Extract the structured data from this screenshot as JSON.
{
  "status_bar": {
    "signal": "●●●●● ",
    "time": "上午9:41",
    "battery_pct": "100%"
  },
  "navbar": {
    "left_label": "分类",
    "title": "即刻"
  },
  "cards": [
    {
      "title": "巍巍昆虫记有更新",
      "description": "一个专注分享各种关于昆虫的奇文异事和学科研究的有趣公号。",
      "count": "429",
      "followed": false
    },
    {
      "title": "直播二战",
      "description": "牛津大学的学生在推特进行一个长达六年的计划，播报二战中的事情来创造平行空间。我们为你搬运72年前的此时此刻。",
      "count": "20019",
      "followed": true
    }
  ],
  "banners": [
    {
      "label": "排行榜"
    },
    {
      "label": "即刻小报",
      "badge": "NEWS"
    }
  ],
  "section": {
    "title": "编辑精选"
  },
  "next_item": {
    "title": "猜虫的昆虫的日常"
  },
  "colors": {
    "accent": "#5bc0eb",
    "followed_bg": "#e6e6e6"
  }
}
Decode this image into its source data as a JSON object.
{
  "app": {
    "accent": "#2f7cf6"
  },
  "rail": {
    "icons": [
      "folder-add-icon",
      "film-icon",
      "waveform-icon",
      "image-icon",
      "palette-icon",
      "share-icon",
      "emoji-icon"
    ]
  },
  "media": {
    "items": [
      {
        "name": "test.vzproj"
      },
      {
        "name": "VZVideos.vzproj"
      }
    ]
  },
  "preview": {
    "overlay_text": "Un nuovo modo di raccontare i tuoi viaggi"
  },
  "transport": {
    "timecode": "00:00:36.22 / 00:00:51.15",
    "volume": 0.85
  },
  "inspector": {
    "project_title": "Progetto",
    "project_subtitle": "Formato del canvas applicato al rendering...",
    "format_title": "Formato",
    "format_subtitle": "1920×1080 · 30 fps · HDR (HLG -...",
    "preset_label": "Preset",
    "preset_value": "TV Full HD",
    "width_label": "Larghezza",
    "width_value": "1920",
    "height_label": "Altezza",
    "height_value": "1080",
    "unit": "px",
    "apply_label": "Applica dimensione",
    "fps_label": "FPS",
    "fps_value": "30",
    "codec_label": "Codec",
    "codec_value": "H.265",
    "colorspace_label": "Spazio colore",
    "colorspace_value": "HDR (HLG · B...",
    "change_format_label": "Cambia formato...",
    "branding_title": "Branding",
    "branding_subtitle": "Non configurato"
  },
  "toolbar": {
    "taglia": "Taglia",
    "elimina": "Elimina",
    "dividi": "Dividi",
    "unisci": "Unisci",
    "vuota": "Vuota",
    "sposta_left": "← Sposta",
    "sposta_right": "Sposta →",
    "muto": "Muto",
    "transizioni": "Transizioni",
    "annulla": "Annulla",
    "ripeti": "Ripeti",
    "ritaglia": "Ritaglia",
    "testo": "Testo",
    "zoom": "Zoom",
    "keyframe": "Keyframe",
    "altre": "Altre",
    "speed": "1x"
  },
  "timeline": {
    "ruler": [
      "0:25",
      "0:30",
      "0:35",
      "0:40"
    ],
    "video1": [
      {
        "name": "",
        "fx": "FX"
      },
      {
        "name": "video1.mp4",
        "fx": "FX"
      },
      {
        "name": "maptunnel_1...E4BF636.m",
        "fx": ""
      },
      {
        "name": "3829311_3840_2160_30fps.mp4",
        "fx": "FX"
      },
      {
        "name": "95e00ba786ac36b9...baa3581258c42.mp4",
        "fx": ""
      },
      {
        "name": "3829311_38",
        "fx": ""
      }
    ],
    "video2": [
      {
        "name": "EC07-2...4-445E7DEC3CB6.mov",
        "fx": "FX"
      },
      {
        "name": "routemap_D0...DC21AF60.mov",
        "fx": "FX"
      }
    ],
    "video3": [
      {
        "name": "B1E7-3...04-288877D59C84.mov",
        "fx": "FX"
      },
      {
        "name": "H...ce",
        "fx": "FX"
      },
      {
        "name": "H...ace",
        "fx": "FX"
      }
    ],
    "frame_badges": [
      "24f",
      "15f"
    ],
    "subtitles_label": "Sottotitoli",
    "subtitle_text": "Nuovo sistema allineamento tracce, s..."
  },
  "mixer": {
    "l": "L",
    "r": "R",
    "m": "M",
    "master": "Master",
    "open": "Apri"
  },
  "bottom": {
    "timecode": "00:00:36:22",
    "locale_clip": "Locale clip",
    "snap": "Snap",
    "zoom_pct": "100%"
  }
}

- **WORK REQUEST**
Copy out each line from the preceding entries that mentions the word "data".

- **OUTPUT**
Extract the structured data from this screenshot as JSON.
Decode this image into its source data as a JSON object.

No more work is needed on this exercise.